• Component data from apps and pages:
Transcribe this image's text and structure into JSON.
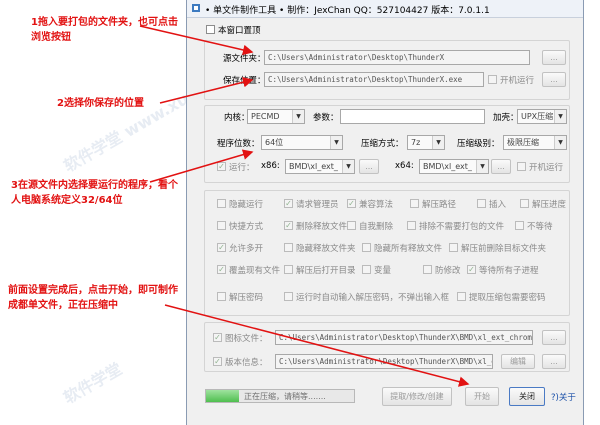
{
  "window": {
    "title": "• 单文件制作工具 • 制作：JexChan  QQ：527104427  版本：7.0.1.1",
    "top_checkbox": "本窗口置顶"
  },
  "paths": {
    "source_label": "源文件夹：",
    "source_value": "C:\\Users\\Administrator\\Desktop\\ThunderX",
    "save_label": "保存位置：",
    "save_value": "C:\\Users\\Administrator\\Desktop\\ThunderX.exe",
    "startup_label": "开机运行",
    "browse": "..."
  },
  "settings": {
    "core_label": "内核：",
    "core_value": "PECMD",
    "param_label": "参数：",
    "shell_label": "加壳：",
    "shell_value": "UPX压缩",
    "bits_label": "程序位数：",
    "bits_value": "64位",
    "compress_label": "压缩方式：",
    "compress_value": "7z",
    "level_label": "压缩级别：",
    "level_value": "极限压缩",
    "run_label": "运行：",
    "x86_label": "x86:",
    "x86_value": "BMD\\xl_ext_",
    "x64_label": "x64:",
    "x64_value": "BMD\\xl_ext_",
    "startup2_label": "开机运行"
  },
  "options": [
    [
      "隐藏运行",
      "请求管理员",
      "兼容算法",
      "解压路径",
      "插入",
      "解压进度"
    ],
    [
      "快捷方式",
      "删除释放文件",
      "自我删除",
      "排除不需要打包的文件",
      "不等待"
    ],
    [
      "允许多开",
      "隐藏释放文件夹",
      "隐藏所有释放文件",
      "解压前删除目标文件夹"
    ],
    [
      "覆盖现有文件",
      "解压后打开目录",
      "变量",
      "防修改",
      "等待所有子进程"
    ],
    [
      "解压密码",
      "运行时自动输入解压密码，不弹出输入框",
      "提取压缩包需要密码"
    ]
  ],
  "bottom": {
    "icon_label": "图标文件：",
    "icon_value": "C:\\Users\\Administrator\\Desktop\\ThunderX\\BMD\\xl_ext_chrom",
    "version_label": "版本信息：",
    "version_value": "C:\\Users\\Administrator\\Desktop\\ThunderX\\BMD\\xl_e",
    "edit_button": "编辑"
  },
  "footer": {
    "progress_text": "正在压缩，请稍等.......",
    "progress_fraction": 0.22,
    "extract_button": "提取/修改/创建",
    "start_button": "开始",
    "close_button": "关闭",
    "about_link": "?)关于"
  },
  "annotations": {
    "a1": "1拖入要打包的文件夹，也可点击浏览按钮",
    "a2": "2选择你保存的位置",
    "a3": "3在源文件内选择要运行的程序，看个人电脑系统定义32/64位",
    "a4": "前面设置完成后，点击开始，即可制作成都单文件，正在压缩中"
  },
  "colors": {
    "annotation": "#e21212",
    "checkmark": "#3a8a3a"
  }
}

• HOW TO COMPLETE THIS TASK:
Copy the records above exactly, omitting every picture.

• REPLY:
Transcribe this image's text and structure into JSON.
{
  "window": {
    "title": "• 单文件制作工具 • 制作：JexChan  QQ：527104427  版本：7.0.1.1",
    "top_checkbox": "本窗口置顶"
  },
  "paths": {
    "source_label": "源文件夹：",
    "source_value": "C:\\Users\\Administrator\\Desktop\\ThunderX",
    "save_label": "保存位置：",
    "save_value": "C:\\Users\\Administrator\\Desktop\\ThunderX.exe",
    "startup_label": "开机运行",
    "browse": "..."
  },
  "settings": {
    "core_label": "内核：",
    "core_value": "PECMD",
    "param_label": "参数：",
    "shell_label": "加壳：",
    "shell_value": "UPX压缩",
    "bits_label": "程序位数：",
    "bits_value": "64位",
    "compress_label": "压缩方式：",
    "compress_value": "7z",
    "level_label": "压缩级别：",
    "level_value": "极限压缩",
    "run_label": "运行：",
    "x86_label": "x86:",
    "x86_value": "BMD\\xl_ext_",
    "x64_label": "x64:",
    "x64_value": "BMD\\xl_ext_",
    "startup2_label": "开机运行"
  },
  "options": [
    [
      "隐藏运行",
      "请求管理员",
      "兼容算法",
      "解压路径",
      "插入",
      "解压进度"
    ],
    [
      "快捷方式",
      "删除释放文件",
      "自我删除",
      "排除不需要打包的文件",
      "不等待"
    ],
    [
      "允许多开",
      "隐藏释放文件夹",
      "隐藏所有释放文件",
      "解压前删除目标文件夹"
    ],
    [
      "覆盖现有文件",
      "解压后打开目录",
      "变量",
      "防修改",
      "等待所有子进程"
    ],
    [
      "解压密码",
      "运行时自动输入解压密码，不弹出输入框",
      "提取压缩包需要密码"
    ]
  ],
  "bottom": {
    "icon_label": "图标文件：",
    "icon_value": "C:\\Users\\Administrator\\Desktop\\ThunderX\\BMD\\xl_ext_chrom",
    "version_label": "版本信息：",
    "version_value": "C:\\Users\\Administrator\\Desktop\\ThunderX\\BMD\\xl_e",
    "edit_button": "编辑"
  },
  "footer": {
    "progress_text": "正在压缩，请稍等.......",
    "progress_fraction": 0.22,
    "extract_button": "提取/修改/创建",
    "start_button": "开始",
    "close_button": "关闭",
    "about_link": "?)关于"
  },
  "annotations": {
    "a1": "1拖入要打包的文件夹，也可点击浏览按钮",
    "a2": "2选择你保存的位置",
    "a3": "3在源文件内选择要运行的程序，看个人电脑系统定义32/64位",
    "a4": "前面设置完成后，点击开始，即可制作成都单文件，正在压缩中"
  },
  "colors": {
    "annotation": "#e21212",
    "checkmark": "#3a8a3a"
  }
}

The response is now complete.